Segment Start: Available records

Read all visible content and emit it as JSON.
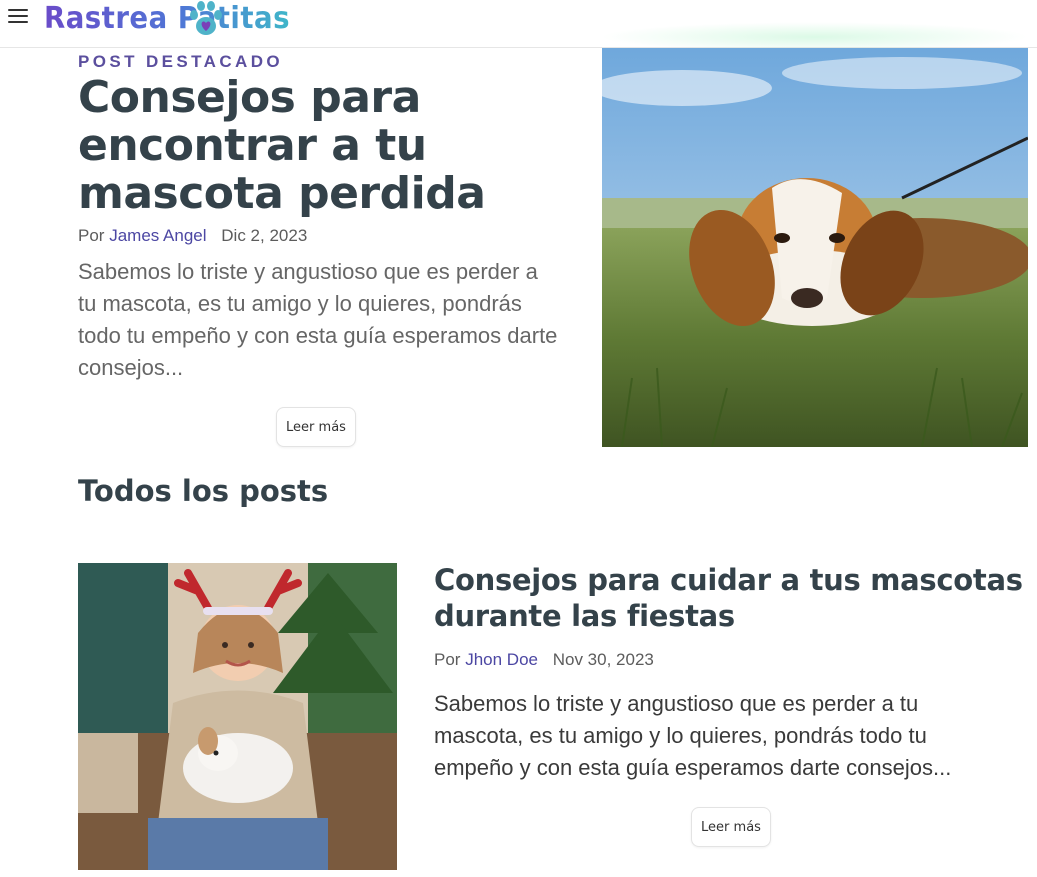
{
  "header": {
    "logo_text": "Rastrea Patitas"
  },
  "featured": {
    "kicker": "POST DESTACADO",
    "title": "Consejos para encontrar a tu mascota perdida",
    "by": "Por",
    "author": "James Angel",
    "date": "Dic 2, 2023",
    "excerpt": "Sabemos lo triste y angustioso que es perder a tu mascota, es tu amigo y lo quieres, pondrás todo tu empeño y con esta guía esperamos darte consejos...",
    "button": "Leer más"
  },
  "all_posts": {
    "title": "Todos los posts",
    "items": [
      {
        "title": "Consejos para cuidar a tus mascotas durante las fiestas",
        "by": "Por",
        "author": "Jhon Doe",
        "date": "Nov 30, 2023",
        "excerpt": "Sabemos lo triste y angustioso que es perder a tu mascota, es tu amigo y lo quieres, pondrás todo tu empeño y con esta guía esperamos darte consejos...",
        "button": "Leer más"
      }
    ]
  },
  "colors": {
    "accent_purple": "#5b4f9e",
    "link": "#4c47a3",
    "heading": "#34424a"
  }
}
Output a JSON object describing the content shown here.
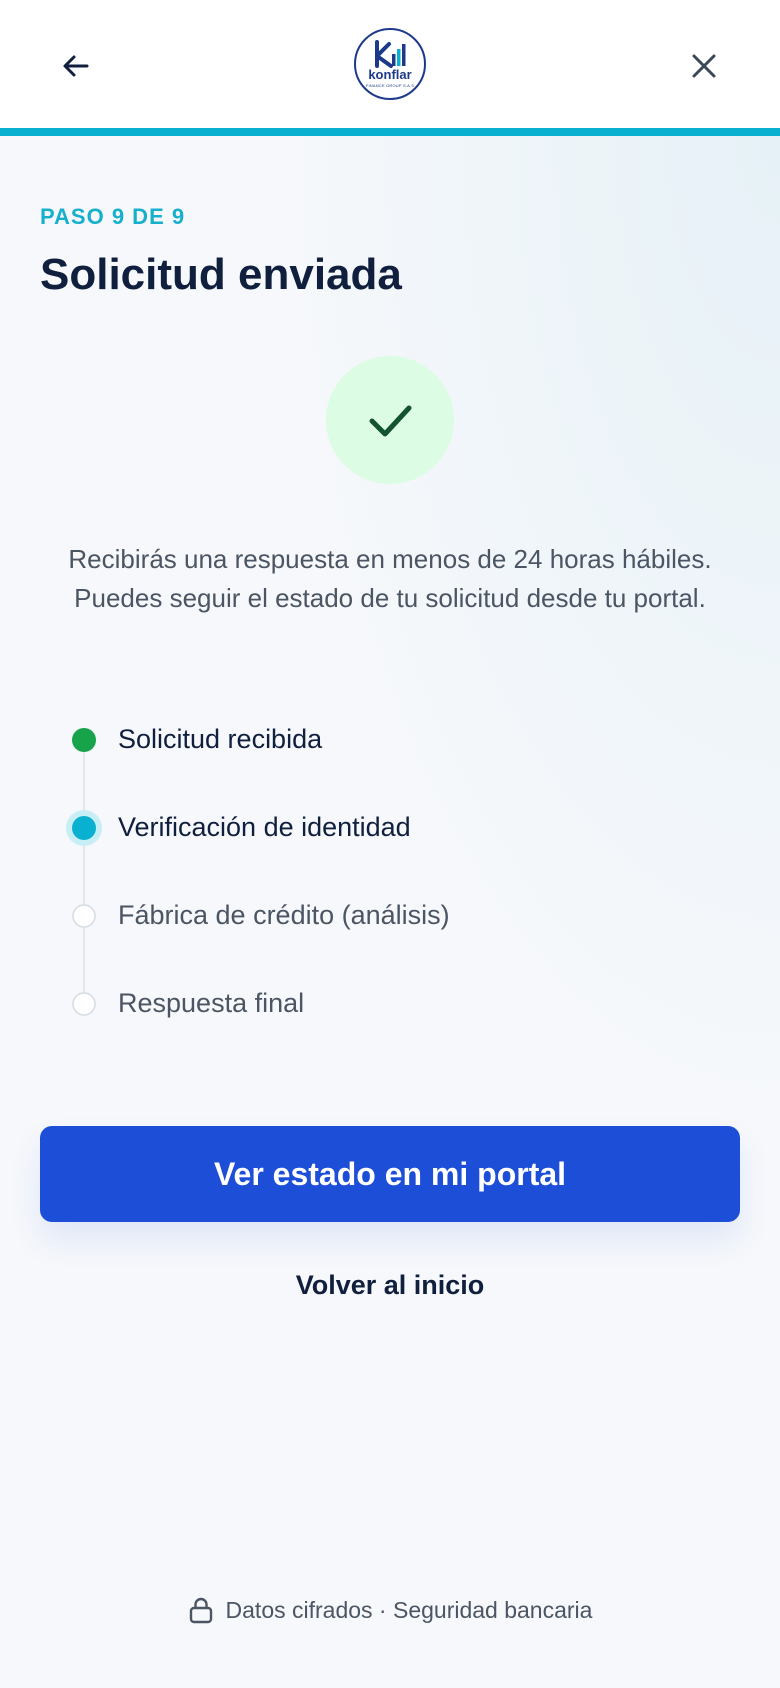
{
  "header": {
    "logo_text": "konflar",
    "logo_subtext": "FINANCE GROUP S.A.S"
  },
  "step": {
    "label": "PASO 9 DE 9"
  },
  "page": {
    "title": "Solicitud enviada",
    "message": "Recibirás una respuesta en menos de 24 horas hábiles. Puedes seguir el estado de tu solicitud desde tu portal."
  },
  "timeline": {
    "items": [
      {
        "label": "Solicitud recibida",
        "status": "done"
      },
      {
        "label": "Verificación de identidad",
        "status": "active"
      },
      {
        "label": "Fábrica de crédito (análisis)",
        "status": "pending"
      },
      {
        "label": "Respuesta final",
        "status": "pending"
      }
    ]
  },
  "actions": {
    "primary_label": "Ver estado en mi portal",
    "secondary_label": "Volver al inicio"
  },
  "footer": {
    "text": "Datos cifrados · Seguridad bancaria"
  },
  "colors": {
    "accent": "#0ab0cf",
    "primary": "#1d4ed8",
    "success": "#16a34a",
    "success_bg": "#dcfce3",
    "text_dark": "#0f1f3d"
  },
  "icons": {
    "back": "arrow-left-icon",
    "close": "close-icon",
    "success": "check-icon",
    "lock": "lock-icon"
  }
}
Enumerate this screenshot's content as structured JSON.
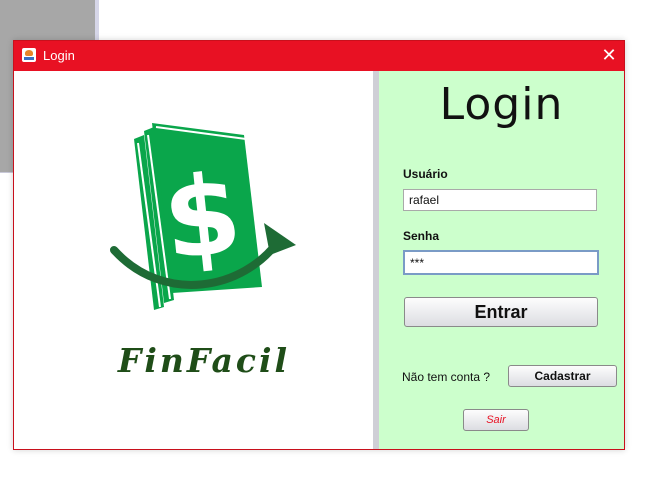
{
  "window": {
    "title": "Login",
    "title_icon": "java-cup-icon",
    "close_icon": "close-icon",
    "close_glyph": "✕",
    "accent_color": "#e81123"
  },
  "logo": {
    "brand_name": "FinFacil",
    "symbol": "$",
    "colors": {
      "note": "#0aa64b",
      "arrow": "#1e6b35",
      "text": "#1f4d18"
    }
  },
  "form": {
    "heading": "Login",
    "username_label": "Usuário",
    "username_value": "rafael",
    "password_label": "Senha",
    "password_value": "***",
    "submit_label": "Entrar",
    "no_account_text": "Não tem conta ?",
    "register_label": "Cadastrar",
    "exit_label": "Sair",
    "panel_color": "#ccffcc"
  }
}
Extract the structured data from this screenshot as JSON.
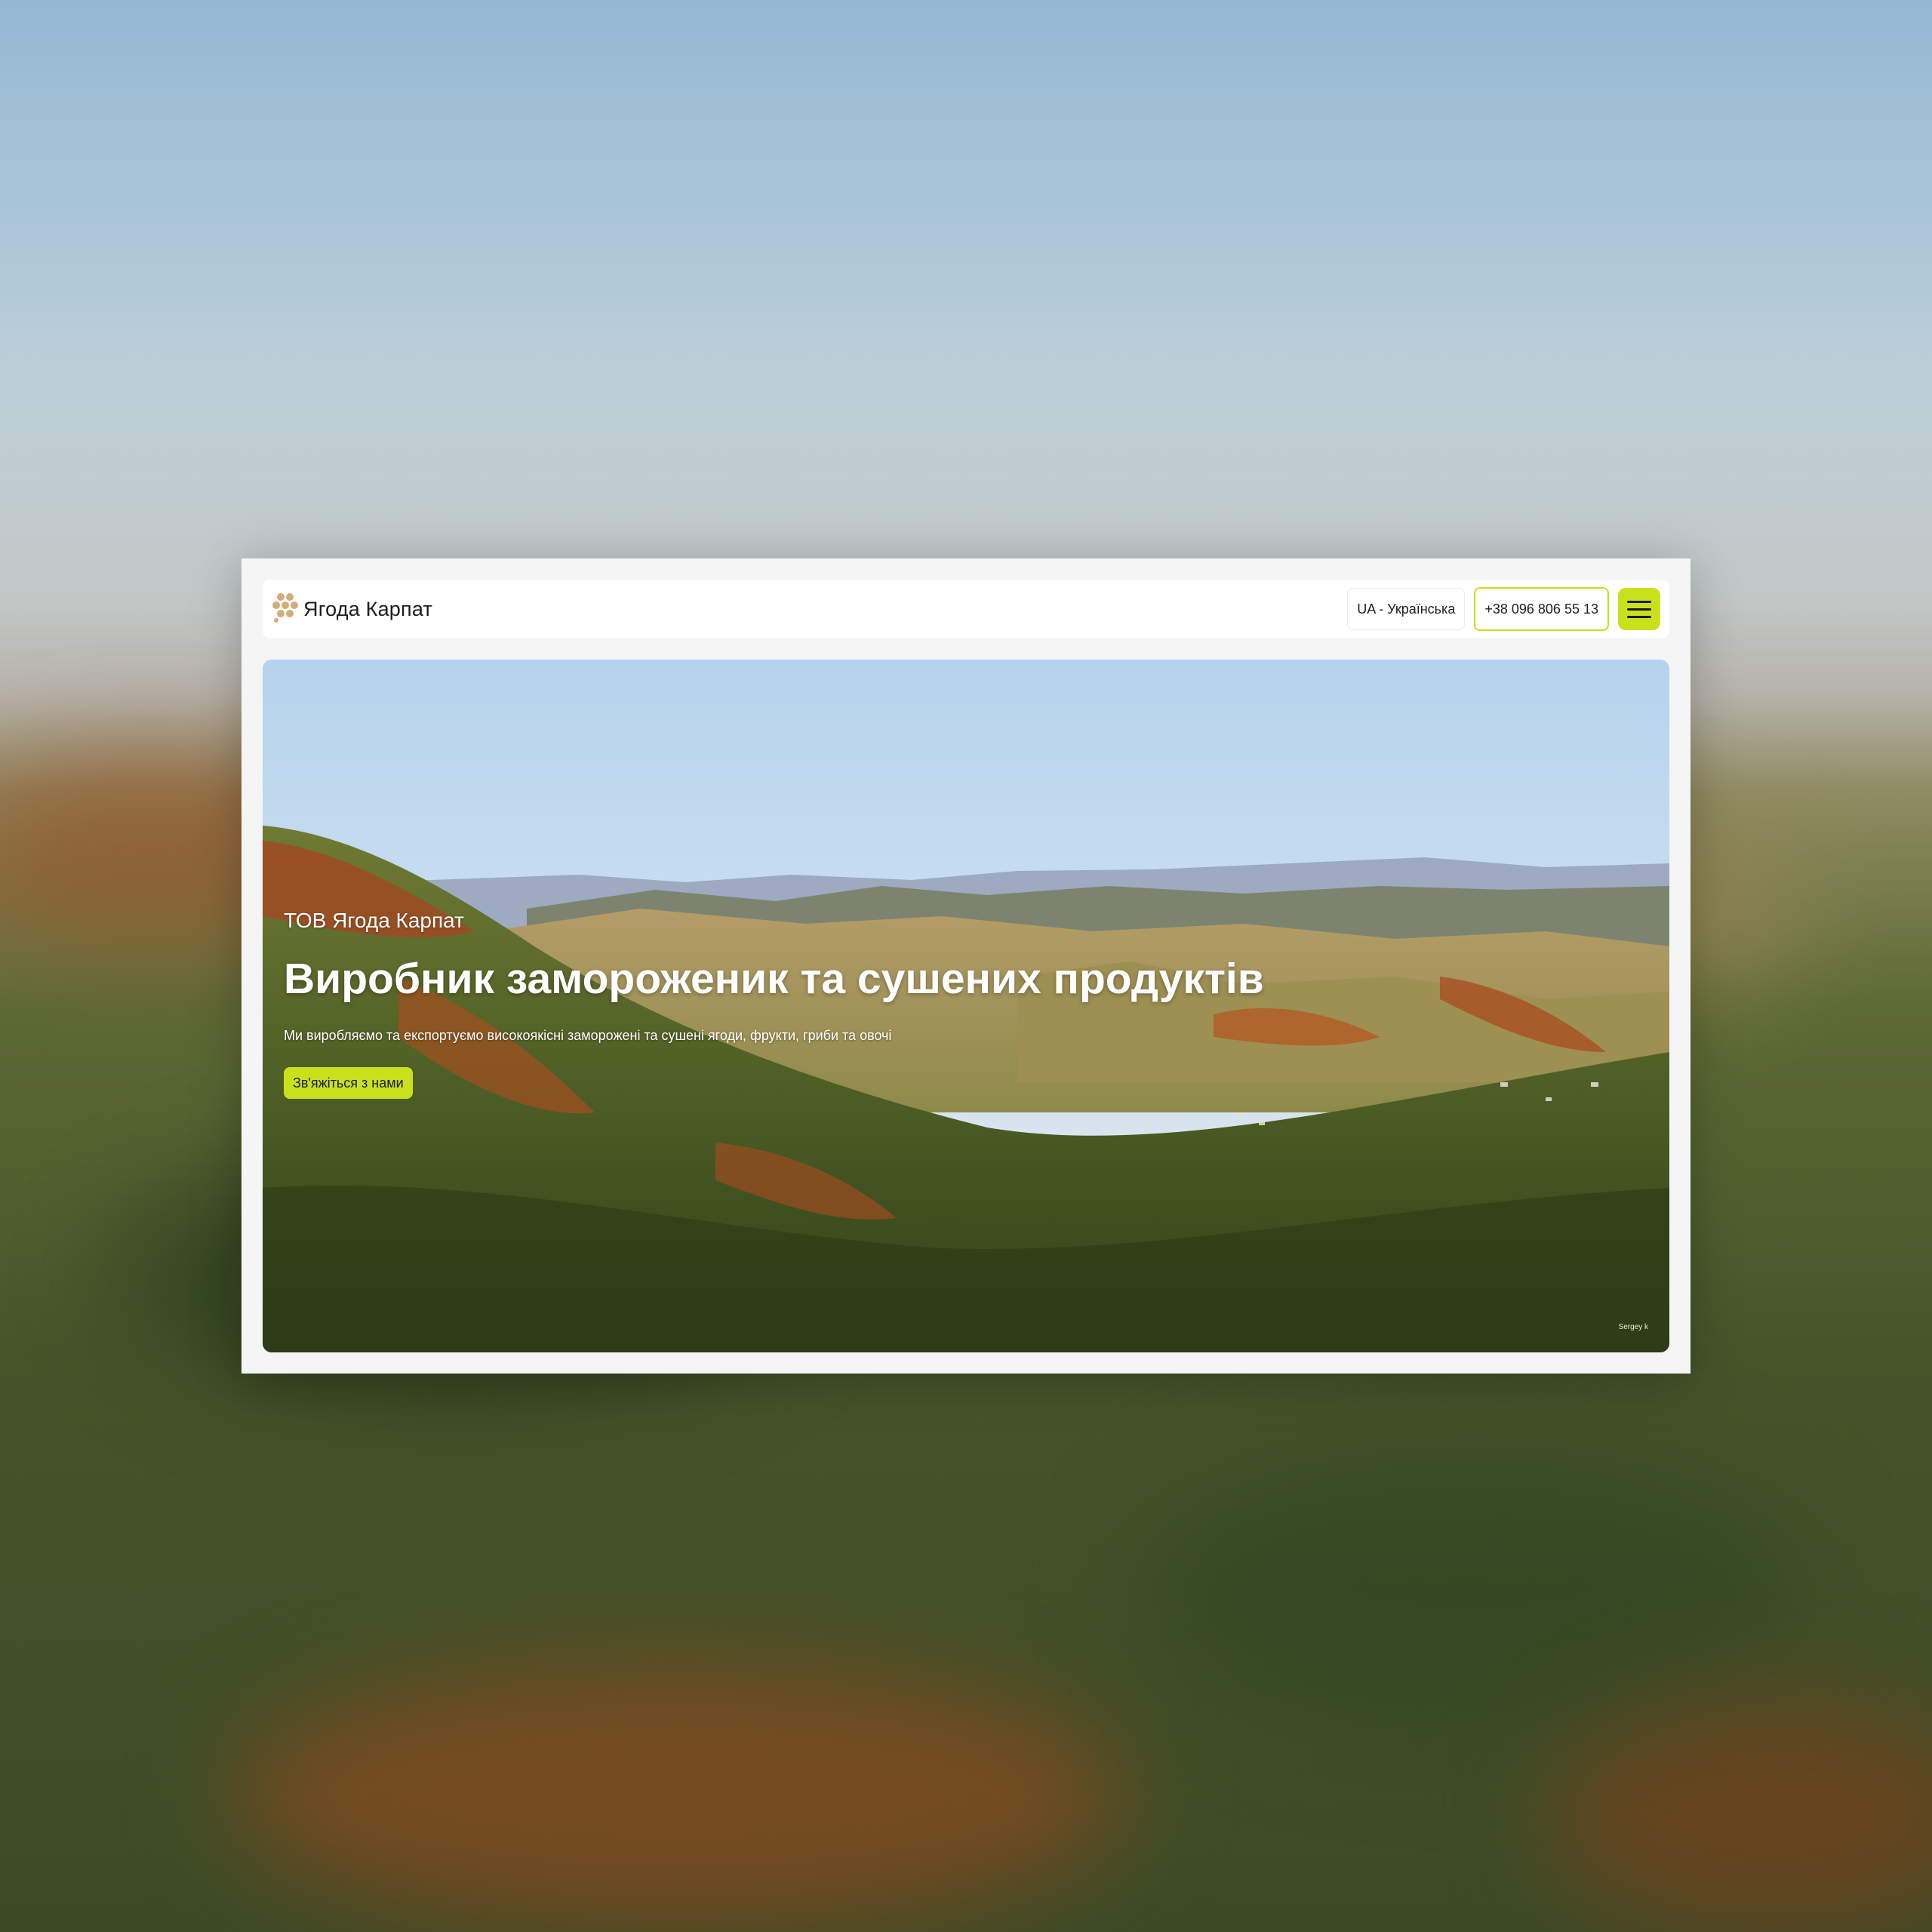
{
  "header": {
    "logo_text": "Ягода Карпат",
    "language_label": "UA - Українська",
    "phone_label": "+38 096 806 55 13"
  },
  "hero": {
    "eyebrow": "ТОВ Ягода Карпат",
    "title": "Виробник замороженик та сушених продуктів",
    "subtitle": "Ми виробляємо та експортуємо високоякісні заморожені та сушені ягоди, фрукти, гриби та овочі",
    "cta_label": "Зв'яжіться з нами",
    "photo_credit": "Sergey k"
  },
  "icons": {
    "logo": "berry-cluster-icon",
    "menu": "hamburger-menu-icon"
  },
  "colors": {
    "accent": "#c9e01c",
    "accent_border": "#c8df16",
    "logo": "#d4ac78",
    "card_bg": "#f5f5f5",
    "header_bg": "#ffffff",
    "text_dark": "#1d1d1d"
  }
}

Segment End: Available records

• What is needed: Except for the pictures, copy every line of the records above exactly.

• The answer:
Read all visible content and emit it as JSON.
{
  "header": {
    "logo_text": "Rastrea Patitas"
  },
  "featured": {
    "kicker": "POST DESTACADO",
    "title": "Consejos para encontrar a tu mascota perdida",
    "by": "Por",
    "author": "James Angel",
    "date": "Dic 2, 2023",
    "excerpt": "Sabemos lo triste y angustioso que es perder a tu mascota, es tu amigo y lo quieres, pondrás todo tu empeño y con esta guía esperamos darte consejos...",
    "button": "Leer más"
  },
  "all_posts": {
    "title": "Todos los posts",
    "items": [
      {
        "title": "Consejos para cuidar a tus mascotas durante las fiestas",
        "by": "Por",
        "author": "Jhon Doe",
        "date": "Nov 30, 2023",
        "excerpt": "Sabemos lo triste y angustioso que es perder a tu mascota, es tu amigo y lo quieres, pondrás todo tu empeño y con esta guía esperamos darte consejos...",
        "button": "Leer más"
      }
    ]
  },
  "colors": {
    "accent_purple": "#5b4f9e",
    "link": "#4c47a3",
    "heading": "#34424a"
  }
}
Output a JSON object describing the content shown here.
{
  "header": {
    "logo_text": "konflar",
    "logo_subtext": "FINANCE GROUP S.A.S"
  },
  "step": {
    "label": "PASO 9 DE 9"
  },
  "page": {
    "title": "Solicitud enviada",
    "message": "Recibirás una respuesta en menos de 24 horas hábiles. Puedes seguir el estado de tu solicitud desde tu portal."
  },
  "timeline": {
    "items": [
      {
        "label": "Solicitud recibida",
        "status": "done"
      },
      {
        "label": "Verificación de identidad",
        "status": "active"
      },
      {
        "label": "Fábrica de crédito (análisis)",
        "status": "pending"
      },
      {
        "label": "Respuesta final",
        "status": "pending"
      }
    ]
  },
  "actions": {
    "primary_label": "Ver estado en mi portal",
    "secondary_label": "Volver al inicio"
  },
  "footer": {
    "text": "Datos cifrados · Seguridad bancaria"
  },
  "colors": {
    "accent": "#0ab0cf",
    "primary": "#1d4ed8",
    "success": "#16a34a",
    "success_bg": "#dcfce3",
    "text_dark": "#0f1f3d"
  },
  "icons": {
    "back": "arrow-left-icon",
    "close": "close-icon",
    "success": "check-icon",
    "lock": "lock-icon"
  }
}
Enumerate this screenshot's content as structured JSON.
{
  "window": {
    "title": "Login",
    "title_icon": "java-cup-icon",
    "close_icon": "close-icon",
    "close_glyph": "✕",
    "accent_color": "#e81123"
  },
  "logo": {
    "brand_name": "FinFacil",
    "symbol": "$",
    "colors": {
      "note": "#0aa64b",
      "arrow": "#1e6b35",
      "text": "#1f4d18"
    }
  },
  "form": {
    "heading": "Login",
    "username_label": "Usuário",
    "username_value": "rafael",
    "password_label": "Senha",
    "password_value": "***",
    "submit_label": "Entrar",
    "no_account_text": "Não tem conta ?",
    "register_label": "Cadastrar",
    "exit_label": "Sair",
    "panel_color": "#ccffcc"
  }
}
Extract the structured data from this screenshot as JSON.
{
  "header": {
    "logo_text": "Ягода Карпат",
    "language_label": "UA - Українська",
    "phone_label": "+38 096 806 55 13"
  },
  "hero": {
    "eyebrow": "ТОВ Ягода Карпат",
    "title": "Виробник замороженик та сушених продуктів",
    "subtitle": "Ми виробляємо та експортуємо високоякісні заморожені та сушені ягоди, фрукти, гриби та овочі",
    "cta_label": "Зв'яжіться з нами",
    "photo_credit": "Sergey k"
  },
  "icons": {
    "logo": "berry-cluster-icon",
    "menu": "hamburger-menu-icon"
  },
  "colors": {
    "accent": "#c9e01c",
    "accent_border": "#c8df16",
    "logo": "#d4ac78",
    "card_bg": "#f5f5f5",
    "header_bg": "#ffffff",
    "text_dark": "#1d1d1d"
  }
}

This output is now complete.